In the latest move to improve the privacy of the Chrome browser, Google is adding support for a new HTML tag that prevents user tracking by isolating embedded content from the page embedding it.

Currently, web browsers allow third-party iframes to communicate with their embedding page. This can be done using postMessage, attributes (e.g., size and name), and permissions.

With browser developers restricting third-party cookies to prevent user tracking, advertising companies have proposed different programming APIs that advertisers can use for interest-based advertising.

These new interest-based advertising technologies include Google’s FLoC, Microsoft’s PARAKEET, and Facebook’s Conversion Lift.
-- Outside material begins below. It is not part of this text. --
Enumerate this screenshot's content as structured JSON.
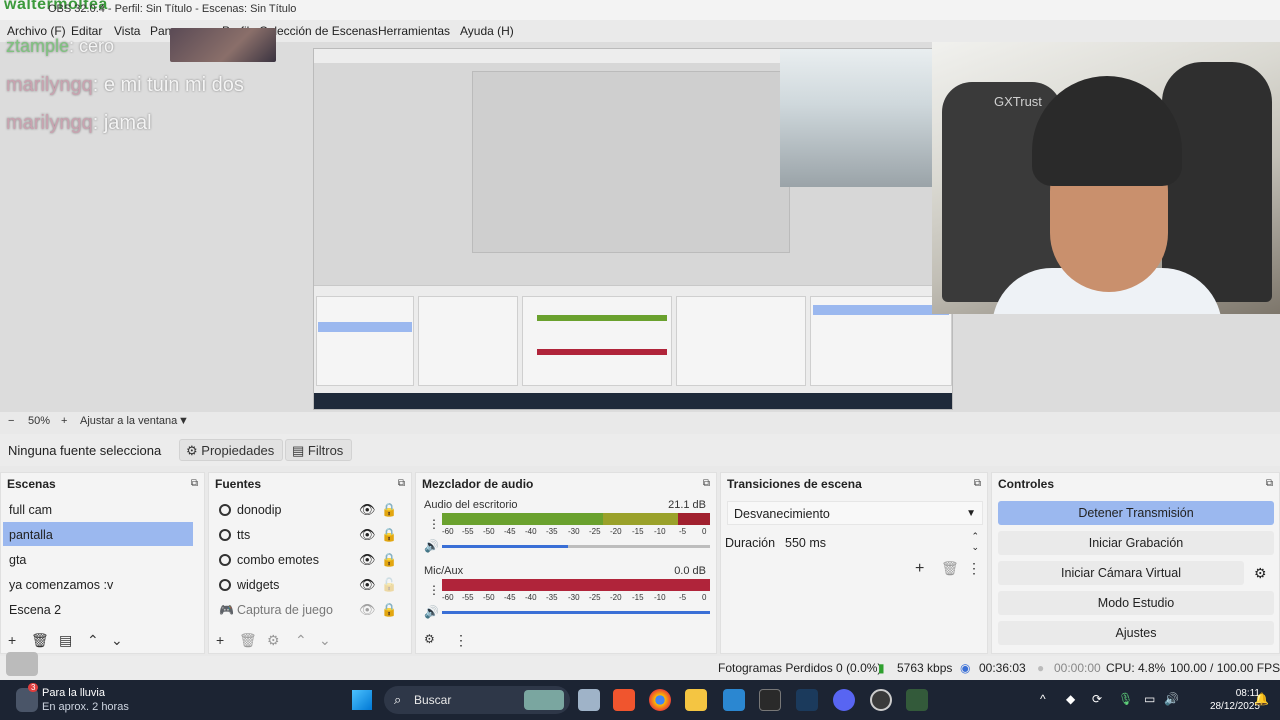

However, when third-party cookies have been removed, these technologies should not be possible to track users by the cross-joining of data between an iframe and its embedder.

To prevent this, Google is adding a new form of embedded iframe called a “fenced frame” to isolate the embedded content and not allow it to see the user data of the embedding page.

Adding Fenced Frames to Google Chrome
Adding Fenced Frames to Google Chrome

“This can be helpful in preventing user tracking or other privacy threats,” the company noted.

What are Fenced Frames?

Fenced Frames are a new form of an embedded document, and it “forces a boundary between the embedding page and the cross-site embedded document.” This change ensures that two sites cannot share your data, which would help prevent user tracking or other privacy threats.

According to Google, fenced frames have the following characteristics.

  • They’re not allowed to communicate with the embedder and vice-versa, except for certain information such as limited size information, the embedder’s top-level site, and the frame’s document url.
  • They do not have storage access (e.g., cookies, localStorage, etc.) by default.
  • They may have access to some unpartitioned user data, for example, turtledove interest group.

According to Google, fenced frames will have read-only access to some unpartitioned storage, and the API has a new element type. 

Google Chrome status page for this feature states that fenced frames are still a prototype and are not in active development.

However, its recent addition to test builds shows that Google plans on bringing this feature to the Chrome browser in the future.